How can organizations deal with massive amounts of data in an intelligent manner? Throw AI at it, of course, but then the question becomes, with what? Intel believes they have the answer with their open-sourced Analytics Zoo platform, which they presented at May’s AI Field Day event.
Addressing the Growing Problem of Big Data
As of three years ago, the physical weight of all of the data stored on the internet increased from that of a strawberry (50 g) to about 5 ounces. When put on such a scale, that amount seems somewhat insignificant, but today’s IT organizations know that there are metaphorical tons of data at their disposal. With zettabytes on zettabytes of data being generated year over year, one of the most critical tasks heaped onto the plates of IT practitioners is making the most of said data, often through data analytics.
By consuming and operating on data, organizations can identify many key performance indicators, whether in regards to their operations, their processes, their marketing, sales, etc. The sheer amount of data at an organization’s disposal, however, means that it’s difficult to hone in on the most important points without spending loads of time. What’s more, as IT organizations continue to recover from last year’s budget cuts, finding ways to analyze data at massive scales without breaking the bank also proves less than simple.
Efficient Big Data Analytics through AI
Intel offers a solution that not only smartly analyzes big data with the help of artificial intelligence, but offers it in a completely open-sourced fashion. Intel’s Analytics Zoo combines big data analytics with the power of AI to build and productionize end-to-end data pipelines on their Xeon architecture. Analytics Zoo also combines with other Intel features like SGX to ensure data remains confidential while being processed.
Looking at the diagram of the Analytics Zoo platform above, one of the more intriguing “animals” in the Zoo (and, in fact, the only one named after an animal) is Orca. Using Orca, a single developer can create, test, and deploy an AI-driven analytics model from their laptop, and then deploy that model out to the cloud in a Kubernetes or Hadoop YARN cluster. Doing so allows organizations to easily and effectively scale their data analytics to a massive scale, backed by the extensibility of the cloud.
Analytics Zoo in Action
During their appearance at May’s AI Field Day event, Intel’s Chief Architect of Big Data AI, Jason Dai, presented stories of how Intel customers are using Analytics Zoo. The first customer Dai touched on is Burger King (which, serendipitously, I was eating as I wrote this piece).

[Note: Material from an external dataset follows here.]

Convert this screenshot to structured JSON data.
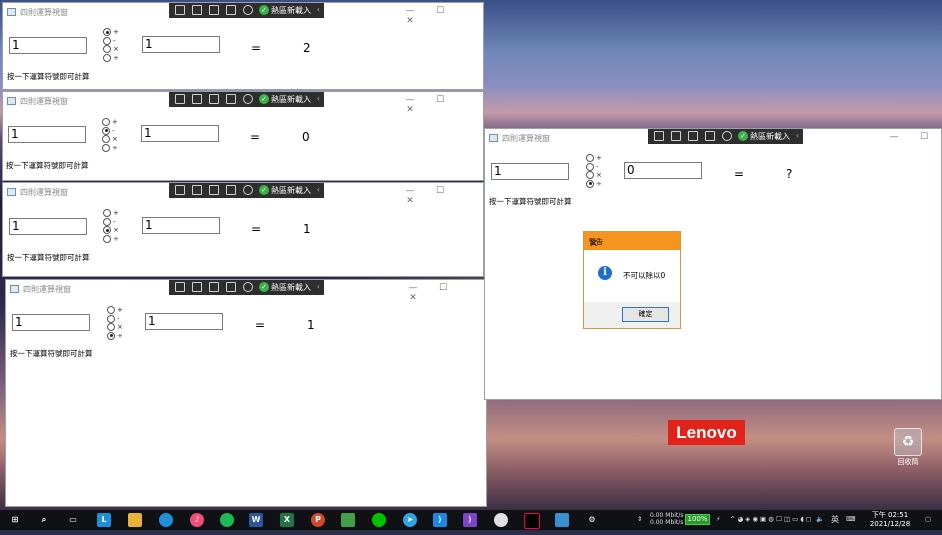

In the case of Burger King, Intel’s Analytics Zoo is tied into their menu app, acting in the background and leveraging both information gathered from their customers at large, as well as the individual operating the app. Analytics Zoo intakes all of that information and brings it back to the app in real-time to help recommend food items that the user would be most inclined to order. It also offered the user deals based on several key indicators: location, previous orders, and even time of day, as some offers are only valid for breakfast. In practice, Burger King found that this approach helped drive business by creating a customized, tailored experience for their app’s users, who were then more inclined to use the promotional offers than before the introduction of Analytics Zoo.
Perhaps more interesting than the business value is the deep learning model at play in Burger King’s Analytic Zoo rollout, dubbed DeepFlame. As seen in the graphic above, four different AI models — BERT, ResNET50, TxT, and K-Means — work in sequence to deliver the full DeepFlame experience for users of the Burger King app.
BERT works by identifying the actual text of the offer itself, what food is included, the price, etc. It’s compared against the respective image for that offer, which is sourced by ResNET50. TxT, which Dai introduced at the previous AI Field Day event. This compares the offers against the probability that a user will be interested in them based on Burger King’s selling models and sales results. Finally, all of that information is funneled through the K-Means model, which compares everything against the behaviors of the actual user of the app, delivering a final experience of offers that have the highest likelihood of being browsed and selected by the user.
The use cases for Analytics Zoo are fascinating, and practically anyone can spin up their own big data analytics operations powered by AI, making it invaluable for nearly any size operation. And, since it can run both on a laptop and in massive-scale cloud environments, I think we’ll be seeing a lot more of Analytics Zoo in the future, too.